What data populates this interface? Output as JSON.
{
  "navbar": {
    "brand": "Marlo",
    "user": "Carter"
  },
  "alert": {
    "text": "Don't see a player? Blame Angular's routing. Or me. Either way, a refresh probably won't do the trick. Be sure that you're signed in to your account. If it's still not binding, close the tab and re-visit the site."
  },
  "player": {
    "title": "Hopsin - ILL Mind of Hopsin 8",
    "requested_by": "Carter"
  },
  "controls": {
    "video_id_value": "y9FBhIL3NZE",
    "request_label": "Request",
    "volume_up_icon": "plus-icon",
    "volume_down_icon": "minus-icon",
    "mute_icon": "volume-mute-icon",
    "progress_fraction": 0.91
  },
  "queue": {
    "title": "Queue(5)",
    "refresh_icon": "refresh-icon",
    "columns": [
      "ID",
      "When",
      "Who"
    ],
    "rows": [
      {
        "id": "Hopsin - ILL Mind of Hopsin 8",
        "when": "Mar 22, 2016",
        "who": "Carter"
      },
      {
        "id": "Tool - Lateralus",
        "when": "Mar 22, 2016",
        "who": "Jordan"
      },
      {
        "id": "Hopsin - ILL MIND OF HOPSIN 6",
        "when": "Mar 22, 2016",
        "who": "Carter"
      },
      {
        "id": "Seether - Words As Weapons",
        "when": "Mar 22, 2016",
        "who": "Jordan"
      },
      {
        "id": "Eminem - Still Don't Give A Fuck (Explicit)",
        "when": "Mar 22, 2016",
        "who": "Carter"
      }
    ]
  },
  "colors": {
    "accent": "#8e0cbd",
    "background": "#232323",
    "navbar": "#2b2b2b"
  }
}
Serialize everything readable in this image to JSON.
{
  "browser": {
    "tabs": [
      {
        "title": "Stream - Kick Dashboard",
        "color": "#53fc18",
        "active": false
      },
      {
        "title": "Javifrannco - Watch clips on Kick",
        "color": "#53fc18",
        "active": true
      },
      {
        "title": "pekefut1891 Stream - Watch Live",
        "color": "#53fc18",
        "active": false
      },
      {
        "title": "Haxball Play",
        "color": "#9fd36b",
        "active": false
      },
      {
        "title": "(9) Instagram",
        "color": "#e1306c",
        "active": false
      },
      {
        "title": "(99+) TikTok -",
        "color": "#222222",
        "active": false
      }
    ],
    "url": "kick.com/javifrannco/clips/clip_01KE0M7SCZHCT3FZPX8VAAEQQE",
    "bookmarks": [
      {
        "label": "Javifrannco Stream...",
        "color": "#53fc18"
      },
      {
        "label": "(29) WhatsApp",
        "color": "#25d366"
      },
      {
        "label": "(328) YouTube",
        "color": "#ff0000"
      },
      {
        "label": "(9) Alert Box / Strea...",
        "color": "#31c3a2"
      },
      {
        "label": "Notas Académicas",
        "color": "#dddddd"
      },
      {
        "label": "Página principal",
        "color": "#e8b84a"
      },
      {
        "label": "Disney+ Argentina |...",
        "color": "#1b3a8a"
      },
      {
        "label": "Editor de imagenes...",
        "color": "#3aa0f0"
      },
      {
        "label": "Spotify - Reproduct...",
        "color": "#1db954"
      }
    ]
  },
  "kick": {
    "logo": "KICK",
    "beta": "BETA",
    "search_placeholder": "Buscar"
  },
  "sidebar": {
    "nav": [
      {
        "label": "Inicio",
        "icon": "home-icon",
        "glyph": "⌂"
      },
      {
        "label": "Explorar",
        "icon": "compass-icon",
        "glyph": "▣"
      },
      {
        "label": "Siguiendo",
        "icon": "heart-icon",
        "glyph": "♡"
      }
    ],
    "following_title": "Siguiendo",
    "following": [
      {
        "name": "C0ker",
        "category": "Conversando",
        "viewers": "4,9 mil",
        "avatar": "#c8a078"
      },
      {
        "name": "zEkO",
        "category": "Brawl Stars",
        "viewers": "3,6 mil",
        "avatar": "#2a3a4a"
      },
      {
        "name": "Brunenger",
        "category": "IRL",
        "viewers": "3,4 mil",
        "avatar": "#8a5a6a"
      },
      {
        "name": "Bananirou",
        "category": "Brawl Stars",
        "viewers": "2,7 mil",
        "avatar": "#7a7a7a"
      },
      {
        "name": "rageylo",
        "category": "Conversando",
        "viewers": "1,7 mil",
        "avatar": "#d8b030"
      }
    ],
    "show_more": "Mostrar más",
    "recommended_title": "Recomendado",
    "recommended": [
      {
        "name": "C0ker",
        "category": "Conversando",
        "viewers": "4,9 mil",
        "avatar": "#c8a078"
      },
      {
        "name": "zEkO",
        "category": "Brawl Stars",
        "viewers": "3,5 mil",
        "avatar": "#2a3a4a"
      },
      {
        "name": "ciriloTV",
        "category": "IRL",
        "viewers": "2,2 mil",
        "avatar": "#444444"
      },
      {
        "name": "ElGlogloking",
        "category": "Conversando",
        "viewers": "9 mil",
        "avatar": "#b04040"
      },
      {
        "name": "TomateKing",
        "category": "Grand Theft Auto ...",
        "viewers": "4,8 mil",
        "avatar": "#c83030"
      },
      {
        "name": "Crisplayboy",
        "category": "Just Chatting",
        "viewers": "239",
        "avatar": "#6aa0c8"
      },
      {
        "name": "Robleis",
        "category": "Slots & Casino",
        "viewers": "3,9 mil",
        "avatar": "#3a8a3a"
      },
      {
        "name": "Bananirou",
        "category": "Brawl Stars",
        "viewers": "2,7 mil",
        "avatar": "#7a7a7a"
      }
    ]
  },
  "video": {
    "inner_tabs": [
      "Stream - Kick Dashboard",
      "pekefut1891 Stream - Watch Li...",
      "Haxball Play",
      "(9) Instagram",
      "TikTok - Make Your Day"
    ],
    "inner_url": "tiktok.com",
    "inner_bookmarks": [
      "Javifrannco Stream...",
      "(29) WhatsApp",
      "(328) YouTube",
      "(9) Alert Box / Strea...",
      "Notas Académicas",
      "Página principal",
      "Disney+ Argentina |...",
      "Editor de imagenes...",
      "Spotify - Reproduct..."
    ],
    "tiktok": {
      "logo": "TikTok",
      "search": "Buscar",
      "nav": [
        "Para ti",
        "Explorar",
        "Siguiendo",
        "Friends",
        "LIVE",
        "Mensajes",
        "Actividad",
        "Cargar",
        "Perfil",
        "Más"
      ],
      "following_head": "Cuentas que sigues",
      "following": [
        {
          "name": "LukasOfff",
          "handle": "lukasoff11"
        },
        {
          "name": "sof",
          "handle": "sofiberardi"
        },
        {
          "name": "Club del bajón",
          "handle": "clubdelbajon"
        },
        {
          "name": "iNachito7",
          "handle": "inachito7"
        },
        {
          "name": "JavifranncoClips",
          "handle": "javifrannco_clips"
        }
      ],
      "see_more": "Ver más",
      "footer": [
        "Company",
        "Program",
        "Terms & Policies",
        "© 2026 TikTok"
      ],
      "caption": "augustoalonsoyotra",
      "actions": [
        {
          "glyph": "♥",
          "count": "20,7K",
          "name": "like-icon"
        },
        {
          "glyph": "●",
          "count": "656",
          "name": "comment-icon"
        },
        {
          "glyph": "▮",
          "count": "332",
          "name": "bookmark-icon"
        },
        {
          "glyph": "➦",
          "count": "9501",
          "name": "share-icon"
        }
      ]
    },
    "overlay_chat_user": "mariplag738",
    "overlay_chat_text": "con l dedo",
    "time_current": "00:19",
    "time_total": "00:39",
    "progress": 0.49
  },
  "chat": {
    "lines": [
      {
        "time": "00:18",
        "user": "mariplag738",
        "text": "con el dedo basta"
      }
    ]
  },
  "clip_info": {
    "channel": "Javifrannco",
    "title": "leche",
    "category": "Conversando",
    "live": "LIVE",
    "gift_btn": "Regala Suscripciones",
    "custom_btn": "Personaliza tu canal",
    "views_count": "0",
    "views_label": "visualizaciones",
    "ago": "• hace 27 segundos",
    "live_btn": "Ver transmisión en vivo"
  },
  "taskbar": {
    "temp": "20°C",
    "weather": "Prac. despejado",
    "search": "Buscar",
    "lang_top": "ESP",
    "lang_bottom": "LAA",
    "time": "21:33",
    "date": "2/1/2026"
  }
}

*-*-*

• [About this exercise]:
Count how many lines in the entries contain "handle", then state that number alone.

• [Finished exercise]:
5